Copy all of the records word for word.
▼▼▼
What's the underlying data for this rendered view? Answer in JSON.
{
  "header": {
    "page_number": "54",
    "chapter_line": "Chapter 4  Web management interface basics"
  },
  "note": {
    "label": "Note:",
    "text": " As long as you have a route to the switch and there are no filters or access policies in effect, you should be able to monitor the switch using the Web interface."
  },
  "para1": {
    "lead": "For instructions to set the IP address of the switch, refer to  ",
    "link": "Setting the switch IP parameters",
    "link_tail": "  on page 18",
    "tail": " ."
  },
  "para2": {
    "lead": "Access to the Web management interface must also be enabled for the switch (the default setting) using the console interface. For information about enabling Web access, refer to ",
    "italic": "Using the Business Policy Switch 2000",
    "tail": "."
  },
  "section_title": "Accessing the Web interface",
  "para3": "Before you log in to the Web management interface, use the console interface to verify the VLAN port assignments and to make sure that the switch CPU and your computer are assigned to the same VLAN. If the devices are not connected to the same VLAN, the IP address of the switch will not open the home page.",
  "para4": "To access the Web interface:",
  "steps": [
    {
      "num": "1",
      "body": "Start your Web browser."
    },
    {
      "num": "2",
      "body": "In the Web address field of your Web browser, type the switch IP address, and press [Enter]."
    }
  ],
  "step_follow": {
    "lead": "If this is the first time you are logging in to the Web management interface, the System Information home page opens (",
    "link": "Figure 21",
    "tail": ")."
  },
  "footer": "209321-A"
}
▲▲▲
WRITTEN ANSWER:
What's the underlying data for this rendered view? Answer in JSON.
{
  "header": {
    "page_number": "54",
    "chapter_line": "Chapter 4  Web management interface basics"
  },
  "note": {
    "label": "Note:",
    "text": " As long as you have a route to the switch and there are no filters or access policies in effect, you should be able to monitor the switch using the Web interface."
  },
  "para1": {
    "lead": "For instructions to set the IP address of the switch, refer to  ",
    "link": "Setting the switch IP parameters",
    "link_tail": "  on page 18",
    "tail": " ."
  },
  "para2": {
    "lead": "Access to the Web management interface must also be enabled for the switch (the default setting) using the console interface. For information about enabling Web access, refer to ",
    "italic": "Using the Business Policy Switch 2000",
    "tail": "."
  },
  "section_title": "Accessing the Web interface",
  "para3": "Before you log in to the Web management interface, use the console interface to verify the VLAN port assignments and to make sure that the switch CPU and your computer are assigned to the same VLAN. If the devices are not connected to the same VLAN, the IP address of the switch will not open the home page.",
  "para4": "To access the Web interface:",
  "steps": [
    {
      "num": "1",
      "body": "Start your Web browser."
    },
    {
      "num": "2",
      "body": "In the Web address field of your Web browser, type the switch IP address, and press [Enter]."
    }
  ],
  "step_follow": {
    "lead": "If this is the first time you are logging in to the Web management interface, the System Information home page opens (",
    "link": "Figure 21",
    "tail": ")."
  },
  "footer": "209321-A"
}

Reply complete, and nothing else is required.